## Action item
Among the records, find the lines that hold the string "score" and return them.

=== Data for processing ===

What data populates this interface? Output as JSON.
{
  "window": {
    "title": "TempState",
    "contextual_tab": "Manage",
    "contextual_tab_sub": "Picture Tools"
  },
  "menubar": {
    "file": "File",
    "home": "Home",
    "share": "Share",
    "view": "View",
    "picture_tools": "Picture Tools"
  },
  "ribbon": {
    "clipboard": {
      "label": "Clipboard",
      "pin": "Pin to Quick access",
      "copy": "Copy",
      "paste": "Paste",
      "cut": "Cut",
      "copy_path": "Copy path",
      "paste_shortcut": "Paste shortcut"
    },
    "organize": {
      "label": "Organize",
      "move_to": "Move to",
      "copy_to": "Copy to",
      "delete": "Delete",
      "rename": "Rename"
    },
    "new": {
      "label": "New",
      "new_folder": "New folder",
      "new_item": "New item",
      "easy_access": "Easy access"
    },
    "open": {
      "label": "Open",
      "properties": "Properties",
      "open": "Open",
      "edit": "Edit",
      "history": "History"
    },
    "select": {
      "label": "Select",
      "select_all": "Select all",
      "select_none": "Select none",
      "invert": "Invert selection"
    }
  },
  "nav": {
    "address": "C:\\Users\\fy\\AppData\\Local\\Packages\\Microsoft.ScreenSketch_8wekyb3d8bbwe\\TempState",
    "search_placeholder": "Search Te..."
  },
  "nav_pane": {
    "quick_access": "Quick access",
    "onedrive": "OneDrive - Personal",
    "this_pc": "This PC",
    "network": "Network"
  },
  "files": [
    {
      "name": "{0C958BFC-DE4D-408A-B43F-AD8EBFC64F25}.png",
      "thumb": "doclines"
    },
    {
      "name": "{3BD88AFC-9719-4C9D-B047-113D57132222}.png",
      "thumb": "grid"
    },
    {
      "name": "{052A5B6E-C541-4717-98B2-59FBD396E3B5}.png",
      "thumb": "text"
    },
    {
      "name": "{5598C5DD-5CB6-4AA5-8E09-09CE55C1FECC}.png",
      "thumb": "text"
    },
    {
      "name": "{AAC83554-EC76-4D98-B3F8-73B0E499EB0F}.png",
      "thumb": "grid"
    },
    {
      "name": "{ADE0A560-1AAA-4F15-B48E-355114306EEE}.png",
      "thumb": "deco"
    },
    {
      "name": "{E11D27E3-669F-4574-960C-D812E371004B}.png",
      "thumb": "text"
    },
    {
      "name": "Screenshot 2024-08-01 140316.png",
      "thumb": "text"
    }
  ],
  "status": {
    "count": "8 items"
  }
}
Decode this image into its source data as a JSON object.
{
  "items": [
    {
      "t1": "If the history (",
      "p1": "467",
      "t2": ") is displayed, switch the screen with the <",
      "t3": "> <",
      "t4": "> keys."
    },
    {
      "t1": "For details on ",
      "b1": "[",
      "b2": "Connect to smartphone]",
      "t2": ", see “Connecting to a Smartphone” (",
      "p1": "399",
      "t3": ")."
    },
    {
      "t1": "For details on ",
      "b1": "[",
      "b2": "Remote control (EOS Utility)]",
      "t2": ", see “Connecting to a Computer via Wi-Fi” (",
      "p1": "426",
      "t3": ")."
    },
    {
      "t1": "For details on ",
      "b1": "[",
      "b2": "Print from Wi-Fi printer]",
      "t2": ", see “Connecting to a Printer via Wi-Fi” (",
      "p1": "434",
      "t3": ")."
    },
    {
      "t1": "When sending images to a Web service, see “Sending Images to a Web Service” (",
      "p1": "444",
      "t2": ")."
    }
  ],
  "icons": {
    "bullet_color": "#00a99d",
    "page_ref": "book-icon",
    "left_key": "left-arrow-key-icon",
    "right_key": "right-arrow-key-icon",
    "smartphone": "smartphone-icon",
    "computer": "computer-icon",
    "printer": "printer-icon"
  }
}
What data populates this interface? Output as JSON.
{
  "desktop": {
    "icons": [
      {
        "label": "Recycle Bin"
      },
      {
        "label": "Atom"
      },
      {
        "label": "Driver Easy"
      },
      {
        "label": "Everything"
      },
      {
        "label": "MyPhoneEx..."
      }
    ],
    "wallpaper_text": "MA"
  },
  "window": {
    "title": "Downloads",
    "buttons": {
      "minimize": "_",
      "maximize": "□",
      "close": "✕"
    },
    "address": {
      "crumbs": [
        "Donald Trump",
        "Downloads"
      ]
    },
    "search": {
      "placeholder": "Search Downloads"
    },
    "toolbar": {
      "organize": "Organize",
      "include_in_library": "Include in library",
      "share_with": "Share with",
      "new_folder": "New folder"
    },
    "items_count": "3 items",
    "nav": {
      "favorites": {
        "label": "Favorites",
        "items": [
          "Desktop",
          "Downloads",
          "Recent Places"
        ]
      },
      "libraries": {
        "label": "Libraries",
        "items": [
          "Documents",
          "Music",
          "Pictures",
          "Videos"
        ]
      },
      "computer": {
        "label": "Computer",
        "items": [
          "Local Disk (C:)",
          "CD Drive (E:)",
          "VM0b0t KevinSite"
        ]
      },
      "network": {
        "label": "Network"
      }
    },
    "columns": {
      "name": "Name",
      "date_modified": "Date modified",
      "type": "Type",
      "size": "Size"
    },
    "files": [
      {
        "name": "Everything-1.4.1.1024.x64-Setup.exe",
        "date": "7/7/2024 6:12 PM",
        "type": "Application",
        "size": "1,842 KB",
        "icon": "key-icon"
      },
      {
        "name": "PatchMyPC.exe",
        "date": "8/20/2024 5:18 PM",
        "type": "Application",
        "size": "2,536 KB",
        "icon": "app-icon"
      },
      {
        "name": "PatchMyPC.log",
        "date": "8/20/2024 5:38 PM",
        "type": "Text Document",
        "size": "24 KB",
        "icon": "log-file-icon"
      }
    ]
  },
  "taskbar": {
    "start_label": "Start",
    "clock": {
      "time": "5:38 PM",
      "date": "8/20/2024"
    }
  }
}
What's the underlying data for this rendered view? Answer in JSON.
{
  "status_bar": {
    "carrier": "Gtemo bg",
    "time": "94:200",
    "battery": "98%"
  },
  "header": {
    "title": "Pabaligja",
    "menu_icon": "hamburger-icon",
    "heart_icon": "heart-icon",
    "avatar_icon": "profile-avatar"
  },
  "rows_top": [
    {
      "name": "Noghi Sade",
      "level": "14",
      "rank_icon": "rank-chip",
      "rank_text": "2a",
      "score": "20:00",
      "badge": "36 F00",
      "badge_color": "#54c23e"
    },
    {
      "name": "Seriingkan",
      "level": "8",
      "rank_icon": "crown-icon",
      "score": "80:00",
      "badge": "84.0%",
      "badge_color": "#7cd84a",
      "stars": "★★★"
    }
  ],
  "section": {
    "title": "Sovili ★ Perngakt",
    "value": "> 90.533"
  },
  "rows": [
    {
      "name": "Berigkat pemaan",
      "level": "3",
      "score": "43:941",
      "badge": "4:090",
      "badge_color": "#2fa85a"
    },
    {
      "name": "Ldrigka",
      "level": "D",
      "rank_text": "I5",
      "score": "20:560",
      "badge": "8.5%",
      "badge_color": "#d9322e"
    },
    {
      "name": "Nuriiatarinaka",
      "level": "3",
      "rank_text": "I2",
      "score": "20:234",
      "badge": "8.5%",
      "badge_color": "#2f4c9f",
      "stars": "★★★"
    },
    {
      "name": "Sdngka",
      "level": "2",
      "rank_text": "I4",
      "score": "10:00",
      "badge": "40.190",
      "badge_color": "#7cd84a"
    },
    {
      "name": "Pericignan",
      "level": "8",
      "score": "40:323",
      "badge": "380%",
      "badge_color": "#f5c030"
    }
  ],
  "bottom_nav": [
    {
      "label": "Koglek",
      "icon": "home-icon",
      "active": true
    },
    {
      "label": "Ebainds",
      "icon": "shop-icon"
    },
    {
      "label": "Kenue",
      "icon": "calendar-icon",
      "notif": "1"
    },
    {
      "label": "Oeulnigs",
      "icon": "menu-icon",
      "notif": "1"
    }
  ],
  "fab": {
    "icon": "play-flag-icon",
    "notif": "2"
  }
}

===

## Answer space
      "score": "20:00",
      "score": "80:00",
      "score": "43:941",
      "score": "20:560",
      "score": "20:234",
      "score": "10:00",
      "score": "40:323",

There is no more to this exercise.